    My first reaction to this comment was "certainly not, not in a competently executed experiment..." But looking at the methodology these guys use, their SPANE test thing grades people by general happiness, rather than a temporary state that they are steered into. So yeah, you cannot rule a general correlation between the two things, or even more generally that the problem solvers report their SPANE scores higher (which doesn't strictly mean that they are happier...)

    Most good experiments that deal with emotional state rule out such associations by deliberately steering multiple control groups into a 'happy' or 'unhappy' state.

    For example, in one experiments, people were brought together and asked to participate in a general group discussion. They were then told that they would be interacting in pairs, and had to anonymously write down the name of their preferred partner on a chit of paper. The experimenters collected these chits in a box, and quietly took them to the back and DISCARDED THEM in the garbage.

    They then took each individual aside one by one, and for one half of the group, told the individual that he had been chosen by every other person but was the odd man out and had to work alone. For the other half, the person was told that nobody chose him and so he had to work alone. All of the participants were given logic puzzles to solve.

    The experimenters found out that the 'happier' group of people who thought that they were cool and popular generally performed better, and even more ostensibly were less likely to binge on the cookie jar placed next to them while doing the puzzles. The dejected group of supposedly unpopular people ate twice as many cookies and generally fared worse at the puzzles.

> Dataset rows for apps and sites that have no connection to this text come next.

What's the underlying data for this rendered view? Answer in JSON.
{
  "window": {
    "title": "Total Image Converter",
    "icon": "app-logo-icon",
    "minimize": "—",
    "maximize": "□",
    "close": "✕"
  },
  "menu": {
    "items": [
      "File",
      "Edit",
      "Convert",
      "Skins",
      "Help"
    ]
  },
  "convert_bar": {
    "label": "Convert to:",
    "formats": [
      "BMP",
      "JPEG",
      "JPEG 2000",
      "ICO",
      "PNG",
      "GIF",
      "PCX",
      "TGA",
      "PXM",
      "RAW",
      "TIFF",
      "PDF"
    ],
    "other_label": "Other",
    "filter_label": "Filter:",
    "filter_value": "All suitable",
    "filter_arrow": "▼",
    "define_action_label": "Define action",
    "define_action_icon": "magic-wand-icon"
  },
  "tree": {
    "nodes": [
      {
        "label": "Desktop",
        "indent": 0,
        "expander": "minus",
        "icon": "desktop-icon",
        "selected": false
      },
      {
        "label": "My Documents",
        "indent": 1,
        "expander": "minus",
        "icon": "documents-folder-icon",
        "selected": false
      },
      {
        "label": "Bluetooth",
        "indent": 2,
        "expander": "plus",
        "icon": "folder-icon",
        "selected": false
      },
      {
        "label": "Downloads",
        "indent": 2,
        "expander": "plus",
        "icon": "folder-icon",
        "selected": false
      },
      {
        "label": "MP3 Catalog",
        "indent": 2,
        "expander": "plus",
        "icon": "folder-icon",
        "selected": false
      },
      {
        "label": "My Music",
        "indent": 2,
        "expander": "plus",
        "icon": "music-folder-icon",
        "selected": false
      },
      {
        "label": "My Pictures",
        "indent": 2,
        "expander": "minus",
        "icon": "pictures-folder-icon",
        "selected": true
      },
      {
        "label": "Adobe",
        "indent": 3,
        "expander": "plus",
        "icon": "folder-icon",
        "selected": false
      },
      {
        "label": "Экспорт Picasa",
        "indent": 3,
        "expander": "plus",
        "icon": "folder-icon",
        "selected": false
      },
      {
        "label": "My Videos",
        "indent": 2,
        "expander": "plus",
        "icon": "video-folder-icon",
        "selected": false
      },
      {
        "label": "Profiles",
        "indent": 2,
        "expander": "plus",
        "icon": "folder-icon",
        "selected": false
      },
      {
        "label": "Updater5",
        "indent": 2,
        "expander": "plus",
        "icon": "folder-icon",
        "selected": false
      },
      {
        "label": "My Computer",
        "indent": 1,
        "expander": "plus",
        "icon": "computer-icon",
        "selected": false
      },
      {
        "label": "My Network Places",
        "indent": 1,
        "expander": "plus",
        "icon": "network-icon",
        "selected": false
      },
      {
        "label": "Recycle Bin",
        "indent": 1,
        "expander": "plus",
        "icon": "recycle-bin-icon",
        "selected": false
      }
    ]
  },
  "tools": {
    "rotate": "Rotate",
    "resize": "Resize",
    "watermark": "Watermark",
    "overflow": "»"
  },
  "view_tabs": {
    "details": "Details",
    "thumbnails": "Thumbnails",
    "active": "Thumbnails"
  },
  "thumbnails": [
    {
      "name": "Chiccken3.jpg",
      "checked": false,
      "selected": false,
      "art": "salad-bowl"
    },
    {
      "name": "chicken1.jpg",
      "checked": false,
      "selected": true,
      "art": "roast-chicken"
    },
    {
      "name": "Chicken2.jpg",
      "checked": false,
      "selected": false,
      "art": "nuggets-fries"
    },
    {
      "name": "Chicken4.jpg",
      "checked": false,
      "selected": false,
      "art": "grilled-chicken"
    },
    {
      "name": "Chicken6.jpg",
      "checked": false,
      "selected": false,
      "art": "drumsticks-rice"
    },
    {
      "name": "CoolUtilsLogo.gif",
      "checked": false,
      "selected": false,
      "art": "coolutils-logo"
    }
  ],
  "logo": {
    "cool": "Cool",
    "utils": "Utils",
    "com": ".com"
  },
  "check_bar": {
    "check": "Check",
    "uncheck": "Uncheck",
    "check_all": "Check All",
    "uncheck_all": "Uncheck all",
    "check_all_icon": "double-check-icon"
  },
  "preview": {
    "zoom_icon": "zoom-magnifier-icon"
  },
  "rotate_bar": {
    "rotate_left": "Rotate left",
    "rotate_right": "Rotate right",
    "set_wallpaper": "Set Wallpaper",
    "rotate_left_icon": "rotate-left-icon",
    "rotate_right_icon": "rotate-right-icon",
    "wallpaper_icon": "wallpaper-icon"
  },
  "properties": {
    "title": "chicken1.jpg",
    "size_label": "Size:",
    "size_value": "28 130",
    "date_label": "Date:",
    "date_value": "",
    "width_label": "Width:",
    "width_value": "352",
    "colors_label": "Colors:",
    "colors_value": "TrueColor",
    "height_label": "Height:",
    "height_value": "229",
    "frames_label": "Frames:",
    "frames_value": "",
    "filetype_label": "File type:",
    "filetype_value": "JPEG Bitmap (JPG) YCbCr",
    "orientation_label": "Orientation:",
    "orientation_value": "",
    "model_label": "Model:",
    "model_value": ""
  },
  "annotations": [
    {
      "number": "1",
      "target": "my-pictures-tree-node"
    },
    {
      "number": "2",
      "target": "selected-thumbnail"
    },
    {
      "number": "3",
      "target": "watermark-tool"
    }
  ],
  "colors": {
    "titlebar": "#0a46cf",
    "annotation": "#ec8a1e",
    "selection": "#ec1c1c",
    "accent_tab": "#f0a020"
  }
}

    Studies that make this conclusion (happiness => more productive) are pretty common.

Statistics are no substitute for judgement. -- Henry Clay